*** Source material ***
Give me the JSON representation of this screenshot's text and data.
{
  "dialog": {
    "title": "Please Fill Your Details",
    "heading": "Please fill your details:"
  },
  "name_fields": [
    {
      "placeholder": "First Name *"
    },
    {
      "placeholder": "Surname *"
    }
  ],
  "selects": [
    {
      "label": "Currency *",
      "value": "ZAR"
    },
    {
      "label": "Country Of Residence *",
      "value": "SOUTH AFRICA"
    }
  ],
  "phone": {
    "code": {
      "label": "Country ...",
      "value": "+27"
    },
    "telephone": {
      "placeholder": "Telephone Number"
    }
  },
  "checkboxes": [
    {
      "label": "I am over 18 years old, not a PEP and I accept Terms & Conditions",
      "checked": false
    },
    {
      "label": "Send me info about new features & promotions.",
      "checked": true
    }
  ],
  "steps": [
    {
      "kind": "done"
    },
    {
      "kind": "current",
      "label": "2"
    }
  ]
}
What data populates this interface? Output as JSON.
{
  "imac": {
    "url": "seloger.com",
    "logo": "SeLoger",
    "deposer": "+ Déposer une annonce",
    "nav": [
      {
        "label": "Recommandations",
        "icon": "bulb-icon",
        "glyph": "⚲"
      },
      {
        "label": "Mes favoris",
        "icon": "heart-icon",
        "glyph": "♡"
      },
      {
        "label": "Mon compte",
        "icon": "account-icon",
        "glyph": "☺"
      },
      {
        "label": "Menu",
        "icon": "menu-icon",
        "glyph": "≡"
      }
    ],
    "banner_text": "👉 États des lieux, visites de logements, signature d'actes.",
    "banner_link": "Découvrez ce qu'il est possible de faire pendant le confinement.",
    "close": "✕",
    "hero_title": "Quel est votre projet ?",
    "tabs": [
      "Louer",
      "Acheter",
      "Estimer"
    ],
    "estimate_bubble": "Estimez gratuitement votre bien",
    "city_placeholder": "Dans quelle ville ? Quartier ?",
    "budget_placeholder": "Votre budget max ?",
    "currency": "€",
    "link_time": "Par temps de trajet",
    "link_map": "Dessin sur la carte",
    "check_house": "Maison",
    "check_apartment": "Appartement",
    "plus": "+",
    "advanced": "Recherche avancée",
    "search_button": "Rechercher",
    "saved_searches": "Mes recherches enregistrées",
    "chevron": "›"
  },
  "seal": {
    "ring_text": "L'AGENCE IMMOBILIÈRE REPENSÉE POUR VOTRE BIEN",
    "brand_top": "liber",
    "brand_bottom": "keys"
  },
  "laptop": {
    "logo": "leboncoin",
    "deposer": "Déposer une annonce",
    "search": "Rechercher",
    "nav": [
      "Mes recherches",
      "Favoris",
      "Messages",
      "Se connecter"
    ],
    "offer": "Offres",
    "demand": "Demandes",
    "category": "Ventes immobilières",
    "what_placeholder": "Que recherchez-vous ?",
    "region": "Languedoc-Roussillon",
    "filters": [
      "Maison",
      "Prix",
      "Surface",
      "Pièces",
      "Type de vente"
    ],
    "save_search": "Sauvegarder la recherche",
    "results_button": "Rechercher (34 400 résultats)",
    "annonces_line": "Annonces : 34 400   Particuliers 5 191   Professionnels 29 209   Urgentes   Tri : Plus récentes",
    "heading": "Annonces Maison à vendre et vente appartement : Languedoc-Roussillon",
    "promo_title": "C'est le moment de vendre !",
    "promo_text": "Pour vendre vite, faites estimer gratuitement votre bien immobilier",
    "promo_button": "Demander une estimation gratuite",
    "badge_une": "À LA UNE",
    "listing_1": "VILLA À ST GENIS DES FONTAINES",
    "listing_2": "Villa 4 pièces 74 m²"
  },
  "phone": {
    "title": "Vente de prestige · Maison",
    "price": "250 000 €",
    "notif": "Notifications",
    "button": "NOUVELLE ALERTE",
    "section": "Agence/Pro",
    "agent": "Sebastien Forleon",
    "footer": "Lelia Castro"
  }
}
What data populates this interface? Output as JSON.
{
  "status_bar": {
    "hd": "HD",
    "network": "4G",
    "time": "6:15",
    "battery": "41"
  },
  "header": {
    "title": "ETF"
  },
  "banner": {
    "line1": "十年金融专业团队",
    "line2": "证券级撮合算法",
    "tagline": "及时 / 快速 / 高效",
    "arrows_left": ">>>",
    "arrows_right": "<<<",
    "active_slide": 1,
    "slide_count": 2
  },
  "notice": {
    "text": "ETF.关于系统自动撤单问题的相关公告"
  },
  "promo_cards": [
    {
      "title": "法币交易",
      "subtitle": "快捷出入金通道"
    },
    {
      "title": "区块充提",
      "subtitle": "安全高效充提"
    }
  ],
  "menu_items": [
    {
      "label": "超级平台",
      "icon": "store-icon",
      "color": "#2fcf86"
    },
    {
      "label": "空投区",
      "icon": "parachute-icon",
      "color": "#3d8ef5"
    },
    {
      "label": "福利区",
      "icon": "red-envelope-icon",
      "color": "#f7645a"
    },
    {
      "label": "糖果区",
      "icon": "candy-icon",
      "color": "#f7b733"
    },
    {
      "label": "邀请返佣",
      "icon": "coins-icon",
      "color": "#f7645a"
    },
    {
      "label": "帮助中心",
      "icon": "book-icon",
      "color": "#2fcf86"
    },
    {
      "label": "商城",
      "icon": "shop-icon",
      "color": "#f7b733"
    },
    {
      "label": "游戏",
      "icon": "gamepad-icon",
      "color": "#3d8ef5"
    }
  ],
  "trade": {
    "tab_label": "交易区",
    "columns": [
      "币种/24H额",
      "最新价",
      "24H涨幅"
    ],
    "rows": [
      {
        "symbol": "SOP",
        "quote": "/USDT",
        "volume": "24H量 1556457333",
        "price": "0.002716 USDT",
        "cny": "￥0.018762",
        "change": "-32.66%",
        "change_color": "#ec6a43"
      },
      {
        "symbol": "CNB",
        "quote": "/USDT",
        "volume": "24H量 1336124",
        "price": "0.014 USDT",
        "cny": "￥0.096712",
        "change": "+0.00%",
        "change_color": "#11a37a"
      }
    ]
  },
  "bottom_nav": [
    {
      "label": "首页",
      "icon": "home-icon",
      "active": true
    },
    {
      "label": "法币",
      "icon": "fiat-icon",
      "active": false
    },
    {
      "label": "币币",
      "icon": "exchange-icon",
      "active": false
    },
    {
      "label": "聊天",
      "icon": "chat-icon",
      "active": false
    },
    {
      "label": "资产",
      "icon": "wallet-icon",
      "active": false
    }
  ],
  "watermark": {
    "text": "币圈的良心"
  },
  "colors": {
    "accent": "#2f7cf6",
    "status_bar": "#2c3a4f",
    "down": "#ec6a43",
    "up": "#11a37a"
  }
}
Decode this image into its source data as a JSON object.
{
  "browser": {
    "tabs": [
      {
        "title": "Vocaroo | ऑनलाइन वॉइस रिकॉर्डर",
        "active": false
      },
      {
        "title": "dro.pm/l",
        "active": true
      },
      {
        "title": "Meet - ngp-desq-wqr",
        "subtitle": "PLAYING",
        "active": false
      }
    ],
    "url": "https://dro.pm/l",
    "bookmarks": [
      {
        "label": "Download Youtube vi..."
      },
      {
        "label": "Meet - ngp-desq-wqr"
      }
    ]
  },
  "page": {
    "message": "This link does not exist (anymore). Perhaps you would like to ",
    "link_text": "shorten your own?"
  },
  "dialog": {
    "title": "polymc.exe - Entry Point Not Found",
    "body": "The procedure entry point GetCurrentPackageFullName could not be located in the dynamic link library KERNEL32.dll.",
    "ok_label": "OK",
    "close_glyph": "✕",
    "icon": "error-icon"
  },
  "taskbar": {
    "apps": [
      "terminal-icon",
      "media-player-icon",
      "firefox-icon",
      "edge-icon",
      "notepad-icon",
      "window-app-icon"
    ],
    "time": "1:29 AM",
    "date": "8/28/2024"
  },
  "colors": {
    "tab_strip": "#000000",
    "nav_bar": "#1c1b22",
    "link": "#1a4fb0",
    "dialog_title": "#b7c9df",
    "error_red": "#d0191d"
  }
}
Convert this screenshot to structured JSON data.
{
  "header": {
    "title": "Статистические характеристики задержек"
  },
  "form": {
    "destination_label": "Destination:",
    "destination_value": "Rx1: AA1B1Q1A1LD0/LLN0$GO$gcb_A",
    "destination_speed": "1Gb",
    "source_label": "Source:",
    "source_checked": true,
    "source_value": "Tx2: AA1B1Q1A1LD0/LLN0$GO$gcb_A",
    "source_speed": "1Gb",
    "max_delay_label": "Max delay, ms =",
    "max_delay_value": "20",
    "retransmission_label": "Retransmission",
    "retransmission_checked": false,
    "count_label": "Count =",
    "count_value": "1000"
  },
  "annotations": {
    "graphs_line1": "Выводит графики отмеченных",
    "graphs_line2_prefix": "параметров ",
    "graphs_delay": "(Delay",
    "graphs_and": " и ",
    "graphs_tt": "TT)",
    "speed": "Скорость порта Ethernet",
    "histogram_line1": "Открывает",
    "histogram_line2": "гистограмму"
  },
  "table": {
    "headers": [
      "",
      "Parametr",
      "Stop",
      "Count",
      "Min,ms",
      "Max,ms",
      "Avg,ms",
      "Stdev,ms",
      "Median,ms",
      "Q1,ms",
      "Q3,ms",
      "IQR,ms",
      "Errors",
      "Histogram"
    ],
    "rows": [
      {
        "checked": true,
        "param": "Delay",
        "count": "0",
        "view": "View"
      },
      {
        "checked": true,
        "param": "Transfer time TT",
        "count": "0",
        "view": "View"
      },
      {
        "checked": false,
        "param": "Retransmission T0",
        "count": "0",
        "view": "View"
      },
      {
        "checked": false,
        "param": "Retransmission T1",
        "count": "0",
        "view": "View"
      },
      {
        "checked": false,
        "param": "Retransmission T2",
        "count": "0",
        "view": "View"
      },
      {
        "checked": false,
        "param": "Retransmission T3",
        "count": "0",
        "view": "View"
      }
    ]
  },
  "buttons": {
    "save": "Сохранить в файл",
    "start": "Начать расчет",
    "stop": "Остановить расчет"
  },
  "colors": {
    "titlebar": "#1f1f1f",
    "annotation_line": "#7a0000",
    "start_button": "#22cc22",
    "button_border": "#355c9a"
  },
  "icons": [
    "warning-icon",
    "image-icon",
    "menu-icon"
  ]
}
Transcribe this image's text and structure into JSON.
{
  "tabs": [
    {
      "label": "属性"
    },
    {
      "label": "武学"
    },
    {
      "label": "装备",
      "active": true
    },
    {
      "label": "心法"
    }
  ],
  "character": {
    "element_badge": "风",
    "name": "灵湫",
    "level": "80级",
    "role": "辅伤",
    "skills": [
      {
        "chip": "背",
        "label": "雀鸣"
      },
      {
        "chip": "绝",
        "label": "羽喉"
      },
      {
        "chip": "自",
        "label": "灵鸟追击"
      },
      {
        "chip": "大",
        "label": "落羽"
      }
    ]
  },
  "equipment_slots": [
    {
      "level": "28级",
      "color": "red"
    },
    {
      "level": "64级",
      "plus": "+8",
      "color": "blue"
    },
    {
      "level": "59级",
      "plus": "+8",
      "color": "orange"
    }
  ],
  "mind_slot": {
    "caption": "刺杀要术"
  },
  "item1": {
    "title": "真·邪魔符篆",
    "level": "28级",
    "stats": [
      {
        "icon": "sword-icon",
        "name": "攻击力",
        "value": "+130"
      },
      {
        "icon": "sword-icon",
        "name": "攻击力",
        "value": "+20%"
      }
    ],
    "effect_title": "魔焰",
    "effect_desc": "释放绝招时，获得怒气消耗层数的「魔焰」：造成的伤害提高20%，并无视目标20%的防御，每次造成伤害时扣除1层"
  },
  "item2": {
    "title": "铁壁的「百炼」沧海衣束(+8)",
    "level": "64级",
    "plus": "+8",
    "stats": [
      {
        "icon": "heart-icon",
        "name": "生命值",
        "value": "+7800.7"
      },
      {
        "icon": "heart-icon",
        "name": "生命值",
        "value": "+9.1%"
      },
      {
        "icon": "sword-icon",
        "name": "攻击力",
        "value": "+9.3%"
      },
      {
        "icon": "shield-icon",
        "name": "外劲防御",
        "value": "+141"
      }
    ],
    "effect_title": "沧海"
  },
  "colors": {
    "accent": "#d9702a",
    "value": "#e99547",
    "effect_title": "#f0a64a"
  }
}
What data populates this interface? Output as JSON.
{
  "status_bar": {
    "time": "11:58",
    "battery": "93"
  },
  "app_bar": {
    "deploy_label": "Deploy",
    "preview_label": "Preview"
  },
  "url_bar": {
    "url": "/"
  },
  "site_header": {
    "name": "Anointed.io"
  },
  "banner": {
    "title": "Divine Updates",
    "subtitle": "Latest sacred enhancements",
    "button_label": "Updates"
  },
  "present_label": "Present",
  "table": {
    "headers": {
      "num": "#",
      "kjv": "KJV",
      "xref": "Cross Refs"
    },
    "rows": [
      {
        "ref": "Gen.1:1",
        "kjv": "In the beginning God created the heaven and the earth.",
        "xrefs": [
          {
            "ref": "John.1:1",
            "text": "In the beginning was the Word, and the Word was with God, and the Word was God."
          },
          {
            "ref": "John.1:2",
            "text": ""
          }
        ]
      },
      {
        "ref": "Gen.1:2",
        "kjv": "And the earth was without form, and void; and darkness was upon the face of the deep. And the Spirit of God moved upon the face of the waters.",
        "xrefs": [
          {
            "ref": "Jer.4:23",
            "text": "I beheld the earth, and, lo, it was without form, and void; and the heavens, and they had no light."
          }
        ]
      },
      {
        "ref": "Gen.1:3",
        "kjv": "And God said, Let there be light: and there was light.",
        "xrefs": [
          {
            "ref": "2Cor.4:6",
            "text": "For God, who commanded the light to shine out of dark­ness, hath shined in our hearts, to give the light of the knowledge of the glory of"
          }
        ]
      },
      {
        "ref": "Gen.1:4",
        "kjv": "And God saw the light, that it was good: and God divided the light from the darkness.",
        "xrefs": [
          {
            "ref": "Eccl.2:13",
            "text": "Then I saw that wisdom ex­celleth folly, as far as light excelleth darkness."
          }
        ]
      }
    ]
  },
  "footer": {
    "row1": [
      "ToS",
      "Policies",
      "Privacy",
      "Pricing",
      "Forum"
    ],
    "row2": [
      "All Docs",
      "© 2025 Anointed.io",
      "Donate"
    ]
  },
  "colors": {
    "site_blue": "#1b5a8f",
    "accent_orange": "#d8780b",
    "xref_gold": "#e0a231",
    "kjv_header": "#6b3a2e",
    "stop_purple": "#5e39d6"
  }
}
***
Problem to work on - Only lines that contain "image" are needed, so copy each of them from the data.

Result of this exercise -
Decode this image into its source data as a JSON object.
    "image-icon",
Transcribe this image's text and structure into JSON.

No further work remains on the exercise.